Early Models of Empowered Leadership
The book of Luke closes with an impossible task. Jesus exhorts his disciples to proclaim repentance and forgiveness to all nations, beginning in Jerusalem. Yet Jesus does not stop there. He tells them not to begin until “you are clothed with power from on high” (Luke 24:49). Jesus instructs them to wait until they are empowered. Therefore, the hinge on which the story of Acts rests is found in Acts 2 where the disciples are empowered to fulfill the mission given by Jesus. In other words, the leadership accounts found in the rest of Acts of Peter, Paul, Barnabas, Priscilla, Aquilla, James, and Timothy would not have occurred without the empowerment of the Holy Spirit in Acts 2.
In a similar way, today’s leaders are called upon to achieve difficult outcomes. This demanding environment has caused organizations to look for ways to get more from their leaders and employees. Researchers are linking various theories, such as transformational leadership, charismatic leadership, servant leadership, and concepts, such as creativity and teams with empowerment.
Principles of Empowerment
There are five principles of leadership empowerment that can be gleaned from Acts 2 which are the following:
- Leadership must be delegated
- Leaders must be equipped
- Empowerment is risky and involves trust
- Empowerment leads to growth in the empowered
- Empowerment impacts others
The results of the divine empowerment of the apostles as described in Acts 2 can be seen in the many that were added at Pentecost. Additionally, the empowerment that took place in Acts 2 led the disciples to begin the task that was set before them in Acts 1: 8, specifically being witnesses for Jesus to the ends of the earth.
To further substantiate the idea that the disciples were empowered at Pentecost, a look at Quinn and Spreitzer’s four characteristics of empowered people in comparison to the account of Peter and the disciples in Acts 2 is in order. The four characteristics put forth by Quinn and Spreitzer in The road to empowerment: Seven questions every leader should consider are:
- Sense of self-determination
- Sense of meaning
- Sense of competence
- Sense of impact
A sense of self-determination is being free to do the work, not being micromanaged. Peter and the disciples in Acts 2 were definitely not being micromanaged. For example, the script for the speech was not written for Peter. Additionally, they were guided by the Holy Spirit to go and do the task. A sense of meaning refers to feeling that what they do is important and to the success of the organization. This sense of meaning can be seen in the chapters following Acts 2. The accounts of Stephen, the Apostles’ time in prison, and the death of James, (the brother of John), is proof to the sense of meaning that these Apostles attached to what they were doing.
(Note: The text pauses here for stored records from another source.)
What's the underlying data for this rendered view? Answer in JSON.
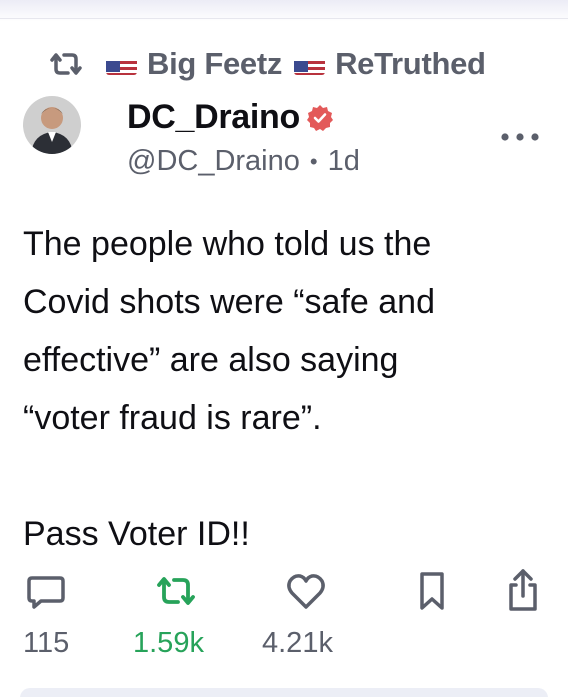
{
  "retruth": {
    "user_name": "Big Feetz",
    "action": "ReTruthed"
  },
  "post": {
    "display_name": "DC_Draino",
    "handle": "@DC_Draino",
    "separator": "•",
    "age": "1d",
    "text": "The people who told us the\nCovid shots were “safe and\neffective” are also saying\n“voter fraud is rare”.\n\nPass Voter ID!!"
  },
  "actions": {
    "replies": "115",
    "retruths": "1.59k",
    "likes": "4.21k"
  },
  "icons": {
    "retruth": "retruth-icon",
    "flag": "us-flag-icon",
    "verified": "verified-badge-icon",
    "more": "more-icon",
    "reply": "reply-icon",
    "like": "heart-icon",
    "bookmark": "bookmark-icon",
    "share": "share-icon"
  },
  "colors": {
    "text": "#0f0f14",
    "muted": "#5b5f6b",
    "retruth_active": "#27a35a",
    "verified": "#e35a5a"
  }
}
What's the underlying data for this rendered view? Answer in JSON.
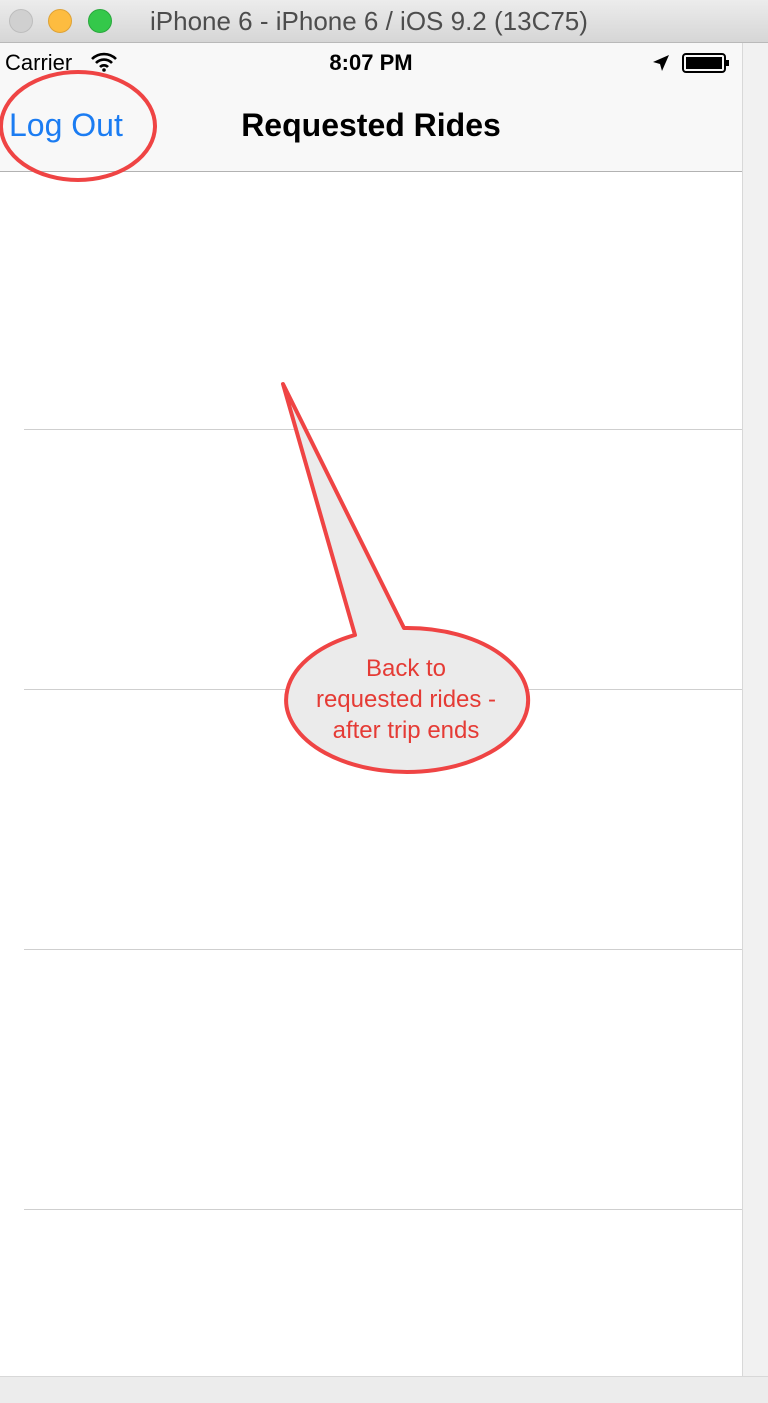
{
  "window": {
    "title": "iPhone 6 - iPhone 6 / iOS 9.2 (13C75)"
  },
  "status_bar": {
    "carrier": "Carrier",
    "time": "8:07 PM"
  },
  "nav": {
    "left_button": "Log Out",
    "title": "Requested Rides"
  },
  "annotation": {
    "lines": [
      "Back to",
      "requested rides -",
      "after trip ends"
    ],
    "color": "#e53b35"
  },
  "colors": {
    "link": "#1b7cf2",
    "annotation_red": "#e53b35"
  },
  "table": {
    "rows": 6
  }
}
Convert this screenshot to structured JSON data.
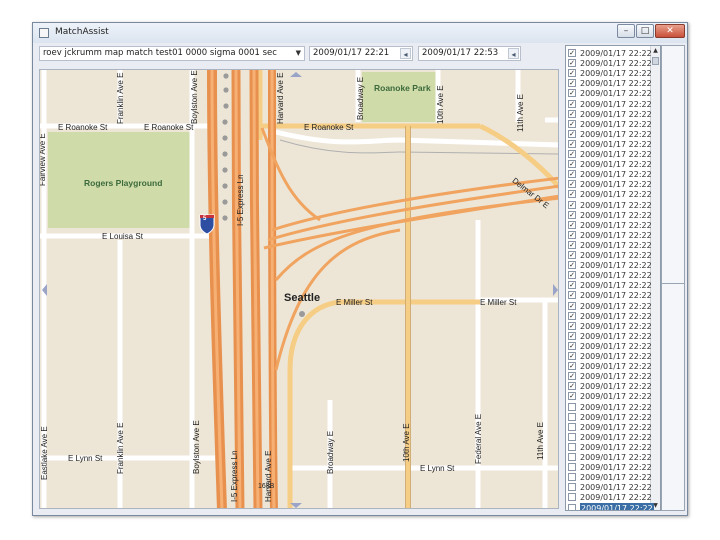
{
  "window": {
    "title": "MatchAssist",
    "minimize": "–",
    "maximize": "□",
    "close": "✕"
  },
  "toolbar": {
    "file_combo": "roev jckrumm map match test01 0000 sigma 0001 sec",
    "start_time": "2009/01/17 22:21",
    "end_time": "2009/01/17 22:53"
  },
  "map": {
    "streets": {
      "e_roanoke_st_1": "E Roanoke St",
      "e_roanoke_st_2": "E Roanoke St",
      "e_roanoke_st_3": "E Roanoke St",
      "e_louisa_st": "E Louisa St",
      "e_miller_st_1": "E Miller St",
      "e_miller_st_2": "E Miller St",
      "e_lynn_st_1": "E Lynn St",
      "e_lynn_st_2": "E Lynn St",
      "fairview_ave_e": "Fairview Ave E",
      "franklin_ave_e_top": "Franklin Ave E",
      "franklin_ave_e_bottom": "Franklin Ave E",
      "eastlake_ave_e": "Eastlake Ave E",
      "boylston_ave_e_top": "Boylston Ave E",
      "boylston_ave_e_bottom": "Boylston Ave E",
      "harvard_ave_e_top": "Harvard Ave E",
      "harvard_ave_e_bottom": "Harvard Ave E",
      "broadway_e_top": "Broadway E",
      "broadway_e_bottom": "Broadway E",
      "tenth_ave_e_top": "10th Ave E",
      "tenth_ave_e_bottom": "10th Ave E",
      "eleventh_ave_e_top": "11th Ave E",
      "eleventh_ave_e_bottom": "11th Ave E",
      "federal_ave_e": "Federal Ave E",
      "delmar_dr_e": "Delmar Dr E",
      "i5_express_1": "I-5 Express Ln",
      "i5_express_2": "I-5 Express Ln",
      "exit": "168B"
    },
    "parks": {
      "rogers": "Rogers Playground",
      "roanoke": "Roanoke Park"
    },
    "city": "Seattle",
    "shield": "5"
  },
  "list": {
    "items": [
      {
        "checked": true,
        "label": "2009/01/17 22:22"
      },
      {
        "checked": true,
        "label": "2009/01/17 22:22"
      },
      {
        "checked": true,
        "label": "2009/01/17 22:22"
      },
      {
        "checked": true,
        "label": "2009/01/17 22:22"
      },
      {
        "checked": true,
        "label": "2009/01/17 22:22"
      },
      {
        "checked": true,
        "label": "2009/01/17 22:22"
      },
      {
        "checked": true,
        "label": "2009/01/17 22:22"
      },
      {
        "checked": true,
        "label": "2009/01/17 22:22"
      },
      {
        "checked": true,
        "label": "2009/01/17 22:22"
      },
      {
        "checked": true,
        "label": "2009/01/17 22:22"
      },
      {
        "checked": true,
        "label": "2009/01/17 22:22"
      },
      {
        "checked": true,
        "label": "2009/01/17 22:22"
      },
      {
        "checked": true,
        "label": "2009/01/17 22:22"
      },
      {
        "checked": true,
        "label": "2009/01/17 22:22"
      },
      {
        "checked": true,
        "label": "2009/01/17 22:22"
      },
      {
        "checked": true,
        "label": "2009/01/17 22:22"
      },
      {
        "checked": true,
        "label": "2009/01/17 22:22"
      },
      {
        "checked": true,
        "label": "2009/01/17 22:22"
      },
      {
        "checked": true,
        "label": "2009/01/17 22:22"
      },
      {
        "checked": true,
        "label": "2009/01/17 22:22"
      },
      {
        "checked": true,
        "label": "2009/01/17 22:22"
      },
      {
        "checked": true,
        "label": "2009/01/17 22:22"
      },
      {
        "checked": true,
        "label": "2009/01/17 22:22"
      },
      {
        "checked": true,
        "label": "2009/01/17 22:22"
      },
      {
        "checked": true,
        "label": "2009/01/17 22:22"
      },
      {
        "checked": true,
        "label": "2009/01/17 22:22"
      },
      {
        "checked": true,
        "label": "2009/01/17 22:22"
      },
      {
        "checked": true,
        "label": "2009/01/17 22:22"
      },
      {
        "checked": true,
        "label": "2009/01/17 22:22"
      },
      {
        "checked": true,
        "label": "2009/01/17 22:22"
      },
      {
        "checked": true,
        "label": "2009/01/17 22:22"
      },
      {
        "checked": true,
        "label": "2009/01/17 22:22"
      },
      {
        "checked": true,
        "label": "2009/01/17 22:22"
      },
      {
        "checked": true,
        "label": "2009/01/17 22:22"
      },
      {
        "checked": true,
        "label": "2009/01/17 22:22"
      },
      {
        "checked": false,
        "label": "2009/01/17 22:22"
      },
      {
        "checked": false,
        "label": "2009/01/17 22:22"
      },
      {
        "checked": false,
        "label": "2009/01/17 22:22"
      },
      {
        "checked": false,
        "label": "2009/01/17 22:22"
      },
      {
        "checked": false,
        "label": "2009/01/17 22:22"
      },
      {
        "checked": false,
        "label": "2009/01/17 22:22"
      },
      {
        "checked": false,
        "label": "2009/01/17 22:22"
      },
      {
        "checked": false,
        "label": "2009/01/17 22:22"
      },
      {
        "checked": false,
        "label": "2009/01/17 22:22"
      },
      {
        "checked": false,
        "label": "2009/01/17 22:22"
      },
      {
        "checked": false,
        "label": "2009/01/17 22:22"
      }
    ],
    "selected_index": 45,
    "check_mark": "✓",
    "scroll_up": "▲",
    "scroll_down": "▼"
  },
  "colors": {
    "freeway": "#e8914f",
    "arterial": "#f6cd84",
    "park": "#cfdba8",
    "street": "#ffffff",
    "background": "#ede6d7"
  }
}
A sense of competence is understood as feeling confident that one knows what they are doing and can do the work. Peter demonstrated this in his message weaving Old Testament prophecies into the present in a call to repentance that led to 3,000 being baptized. Again, the passages following Acts 2, and the formation of on-going fellowships outside of Jerusalem, further illustrates the Apostles’ competence resulting from being empowered. Finally, feeling like one has influence and that others will listen is representative of having a sense of impact. Acts 2: 42-47 gives a clear picture of the influence the apostles had on the formation and maturity of the new movement as the people were devoting themselves to the teaching of the Apostles.
What is the Difference Between Divine and Psychological Empowerment?
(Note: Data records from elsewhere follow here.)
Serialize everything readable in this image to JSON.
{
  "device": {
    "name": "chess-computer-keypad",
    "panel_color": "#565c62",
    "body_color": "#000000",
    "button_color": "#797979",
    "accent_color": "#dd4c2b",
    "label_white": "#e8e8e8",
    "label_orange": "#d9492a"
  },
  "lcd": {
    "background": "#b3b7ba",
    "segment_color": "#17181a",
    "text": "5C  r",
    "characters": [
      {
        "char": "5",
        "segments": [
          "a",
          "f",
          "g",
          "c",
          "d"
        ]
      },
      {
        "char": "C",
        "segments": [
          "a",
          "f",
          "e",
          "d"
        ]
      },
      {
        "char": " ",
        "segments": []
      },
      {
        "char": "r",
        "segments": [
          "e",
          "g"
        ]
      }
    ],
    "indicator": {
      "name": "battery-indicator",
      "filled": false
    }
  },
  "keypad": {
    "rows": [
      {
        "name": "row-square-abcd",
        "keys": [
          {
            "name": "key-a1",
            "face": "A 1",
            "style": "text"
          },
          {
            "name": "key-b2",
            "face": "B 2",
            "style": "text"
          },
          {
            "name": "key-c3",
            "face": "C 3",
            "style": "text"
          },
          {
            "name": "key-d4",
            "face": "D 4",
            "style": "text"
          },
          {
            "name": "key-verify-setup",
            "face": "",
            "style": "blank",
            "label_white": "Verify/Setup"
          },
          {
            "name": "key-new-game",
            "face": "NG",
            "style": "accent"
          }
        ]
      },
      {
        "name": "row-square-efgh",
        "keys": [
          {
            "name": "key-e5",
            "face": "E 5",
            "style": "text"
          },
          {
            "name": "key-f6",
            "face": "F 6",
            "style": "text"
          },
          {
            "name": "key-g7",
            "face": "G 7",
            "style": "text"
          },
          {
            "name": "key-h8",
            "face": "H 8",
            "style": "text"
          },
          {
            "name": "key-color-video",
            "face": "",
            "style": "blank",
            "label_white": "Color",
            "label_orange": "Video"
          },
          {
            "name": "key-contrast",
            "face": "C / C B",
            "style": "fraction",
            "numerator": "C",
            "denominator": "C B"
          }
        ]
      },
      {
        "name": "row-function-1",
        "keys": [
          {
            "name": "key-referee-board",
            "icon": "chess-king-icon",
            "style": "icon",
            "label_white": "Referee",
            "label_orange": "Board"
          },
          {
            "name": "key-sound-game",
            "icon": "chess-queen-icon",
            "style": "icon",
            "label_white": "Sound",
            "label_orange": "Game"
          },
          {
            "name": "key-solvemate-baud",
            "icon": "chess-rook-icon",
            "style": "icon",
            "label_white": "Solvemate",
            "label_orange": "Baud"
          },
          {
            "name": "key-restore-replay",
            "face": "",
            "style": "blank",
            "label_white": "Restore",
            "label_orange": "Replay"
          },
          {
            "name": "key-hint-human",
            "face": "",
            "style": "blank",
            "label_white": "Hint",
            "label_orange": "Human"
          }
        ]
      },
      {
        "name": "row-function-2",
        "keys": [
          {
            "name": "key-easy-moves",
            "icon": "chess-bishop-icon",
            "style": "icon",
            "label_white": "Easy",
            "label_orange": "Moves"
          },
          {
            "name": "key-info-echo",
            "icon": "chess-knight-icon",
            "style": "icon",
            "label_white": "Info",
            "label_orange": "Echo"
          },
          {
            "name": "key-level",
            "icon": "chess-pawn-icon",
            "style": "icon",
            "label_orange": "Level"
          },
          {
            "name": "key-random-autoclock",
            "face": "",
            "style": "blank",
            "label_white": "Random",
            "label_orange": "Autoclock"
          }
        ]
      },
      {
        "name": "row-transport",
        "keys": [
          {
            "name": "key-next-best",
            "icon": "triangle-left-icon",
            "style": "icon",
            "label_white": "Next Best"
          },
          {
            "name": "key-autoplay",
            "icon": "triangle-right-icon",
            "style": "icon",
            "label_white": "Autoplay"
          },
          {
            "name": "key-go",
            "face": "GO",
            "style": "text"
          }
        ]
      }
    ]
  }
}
However, divine empowerment is differentiated from psychological empowerment by the sacred nature of the message. But that is not all; it is the filling of the Holy Spirit (Acts 2: 4) that empowered the apostles to fulfill God’s task for them. Since divine empowerment is more than just a message, today’s business, government, and civic leaders can be divinely empowered regardless of context or message. This is a significant way in which divine empowerment does not fit into the concept of psychological empowerment used in today’s leadership theories.
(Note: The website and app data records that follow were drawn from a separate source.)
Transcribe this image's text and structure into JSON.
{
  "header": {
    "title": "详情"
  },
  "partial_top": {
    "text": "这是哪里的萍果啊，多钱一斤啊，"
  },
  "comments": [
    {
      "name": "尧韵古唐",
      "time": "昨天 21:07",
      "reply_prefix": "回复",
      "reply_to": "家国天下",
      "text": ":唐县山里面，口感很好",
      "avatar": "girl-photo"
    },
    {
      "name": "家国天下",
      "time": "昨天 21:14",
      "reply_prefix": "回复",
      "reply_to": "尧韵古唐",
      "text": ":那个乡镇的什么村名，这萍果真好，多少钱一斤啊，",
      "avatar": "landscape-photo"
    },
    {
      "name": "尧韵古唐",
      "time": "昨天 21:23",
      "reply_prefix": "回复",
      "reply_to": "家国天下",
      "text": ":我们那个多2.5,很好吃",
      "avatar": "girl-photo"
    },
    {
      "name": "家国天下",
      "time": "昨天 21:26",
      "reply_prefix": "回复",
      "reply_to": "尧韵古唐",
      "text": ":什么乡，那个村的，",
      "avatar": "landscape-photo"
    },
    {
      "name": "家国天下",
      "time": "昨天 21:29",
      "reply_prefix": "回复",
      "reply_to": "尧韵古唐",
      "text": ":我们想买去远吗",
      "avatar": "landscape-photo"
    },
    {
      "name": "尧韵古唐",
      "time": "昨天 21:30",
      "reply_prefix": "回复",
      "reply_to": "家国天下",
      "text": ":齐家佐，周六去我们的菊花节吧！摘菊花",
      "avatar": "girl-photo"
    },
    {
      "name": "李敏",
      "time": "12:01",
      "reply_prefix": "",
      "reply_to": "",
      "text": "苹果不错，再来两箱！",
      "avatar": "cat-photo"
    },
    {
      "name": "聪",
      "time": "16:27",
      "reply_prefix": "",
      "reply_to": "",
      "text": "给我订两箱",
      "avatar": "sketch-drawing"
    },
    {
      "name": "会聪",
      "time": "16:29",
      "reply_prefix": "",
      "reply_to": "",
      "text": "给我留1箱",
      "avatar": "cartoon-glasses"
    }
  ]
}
The application is clear for today’s Christian leader as all are called to be Christ’s witness in the world regardless of work context. Christian leaders cannot be what they are called to be unless they are empowered by the Holy Spirit. Researchers also state that people need to want to be empowered, and this was true for the apostles as they waited in Jerusalem just as they were instructed by Jesus. This is the organic, bottoms-up aspect of empowerment when the individual allows the process of empowerment to take place and receives the delegation, equipping, risk, growth, and impact of empowerment. From this divine empowerment, today’s Christian leader will have a strong sense of determination, meaning, competence, and influence so that the leader can “spread the fragrance of the knowledge of him everywhere” (2 Cor. 2: 14) in whatever context the leader is situated.